Sorry for the absolutely atrocious photo quality here, but I totally saw daffodils in bloom yesterday.   

Winter will probably rain down like hellfire now that I've posted that.

Maybe it was luck, but winter was really anticlimactic here.  The worst part of it was waking up and going to work in inky blackness, and having the sun come to a full stop at 4pm.  The three months of ultra-short days and dim northern sun was killer, and one week it got cold enough to get icy.  That was it so far.  Kind of boring.  I'll take boring.

Meanwhile, reports from Maine lead me to conclude that packing up and moving from that state is the wisest thing I've ever done.

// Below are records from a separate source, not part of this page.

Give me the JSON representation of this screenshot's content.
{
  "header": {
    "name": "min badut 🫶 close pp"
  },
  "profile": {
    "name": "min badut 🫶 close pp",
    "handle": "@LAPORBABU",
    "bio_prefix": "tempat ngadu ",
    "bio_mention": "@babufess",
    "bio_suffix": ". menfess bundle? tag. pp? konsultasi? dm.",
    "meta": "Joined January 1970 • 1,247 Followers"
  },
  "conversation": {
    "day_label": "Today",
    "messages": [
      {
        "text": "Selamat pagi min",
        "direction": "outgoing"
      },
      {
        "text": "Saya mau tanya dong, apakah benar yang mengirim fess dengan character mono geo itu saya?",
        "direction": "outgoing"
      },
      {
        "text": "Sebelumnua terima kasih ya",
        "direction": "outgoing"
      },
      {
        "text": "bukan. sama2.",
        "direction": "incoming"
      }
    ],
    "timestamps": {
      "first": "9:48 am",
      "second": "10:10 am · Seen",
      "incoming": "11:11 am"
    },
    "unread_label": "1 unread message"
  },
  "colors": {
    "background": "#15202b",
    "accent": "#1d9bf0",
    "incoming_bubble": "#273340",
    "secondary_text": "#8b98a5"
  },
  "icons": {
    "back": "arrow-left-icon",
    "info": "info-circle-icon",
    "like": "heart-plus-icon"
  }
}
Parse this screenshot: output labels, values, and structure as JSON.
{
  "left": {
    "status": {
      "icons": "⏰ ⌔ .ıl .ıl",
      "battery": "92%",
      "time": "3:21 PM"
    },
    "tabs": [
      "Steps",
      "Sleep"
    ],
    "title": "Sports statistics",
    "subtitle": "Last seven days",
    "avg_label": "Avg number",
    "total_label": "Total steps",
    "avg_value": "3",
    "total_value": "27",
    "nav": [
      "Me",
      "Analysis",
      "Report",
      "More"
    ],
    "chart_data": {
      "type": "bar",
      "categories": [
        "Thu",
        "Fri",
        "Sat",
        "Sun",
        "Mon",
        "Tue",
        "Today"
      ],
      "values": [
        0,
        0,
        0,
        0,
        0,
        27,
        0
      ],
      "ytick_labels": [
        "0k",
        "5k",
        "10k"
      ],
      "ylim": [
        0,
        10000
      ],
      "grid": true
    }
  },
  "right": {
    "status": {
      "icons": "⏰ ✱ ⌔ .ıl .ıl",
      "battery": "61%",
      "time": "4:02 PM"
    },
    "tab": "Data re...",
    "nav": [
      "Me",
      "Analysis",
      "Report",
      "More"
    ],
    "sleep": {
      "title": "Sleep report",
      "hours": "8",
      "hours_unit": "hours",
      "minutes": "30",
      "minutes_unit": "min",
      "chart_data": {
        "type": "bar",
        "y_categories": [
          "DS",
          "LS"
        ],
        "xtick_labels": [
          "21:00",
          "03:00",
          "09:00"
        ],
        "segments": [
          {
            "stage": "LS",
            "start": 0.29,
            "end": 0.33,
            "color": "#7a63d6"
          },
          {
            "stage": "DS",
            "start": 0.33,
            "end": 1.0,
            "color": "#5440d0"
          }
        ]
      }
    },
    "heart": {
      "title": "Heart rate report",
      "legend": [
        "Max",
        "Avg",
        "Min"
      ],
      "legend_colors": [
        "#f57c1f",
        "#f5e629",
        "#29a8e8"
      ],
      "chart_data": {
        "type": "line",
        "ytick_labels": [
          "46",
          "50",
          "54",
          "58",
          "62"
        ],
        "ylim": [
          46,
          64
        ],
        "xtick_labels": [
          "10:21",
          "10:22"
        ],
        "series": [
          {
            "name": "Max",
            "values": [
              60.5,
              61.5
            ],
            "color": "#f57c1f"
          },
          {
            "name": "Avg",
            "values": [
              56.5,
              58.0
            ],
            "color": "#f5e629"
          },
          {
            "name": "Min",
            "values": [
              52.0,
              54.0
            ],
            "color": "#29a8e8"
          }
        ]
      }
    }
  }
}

Stay toasty.

Tuesday, 17 February 2015

February. Blah. Blah. Blah.

For the first time in months, the sun started streaming through my bedroom window this morning.  It's finally high enough in the sky to illuminate my flat once again, which is an event that hasn't occurred since November.  It feels like a victory of sorts: the winter blahs that absolutely everyone has right now (ah, except for you Aussies and Kiwis) have an end in sight.  While there is absolutely no end to the photos of piles of snows that I'm getting from friends and family in the Northeast, I have confidence that there is green grass hibernating under stacks of snow.  It might just be another month before you see it.

I haven't taken my camera out in more than a month now.  I should just.

London continues to grow on me, despite the yawning maw of a sinkhole that is developing under my window.  Something to do with the water main.  I'm sure it will be really quiet to fix.  I'll hardly know they are working.

More soon- I feel I have a lot of creativity right now, but no way to organize it.

Stay toasty.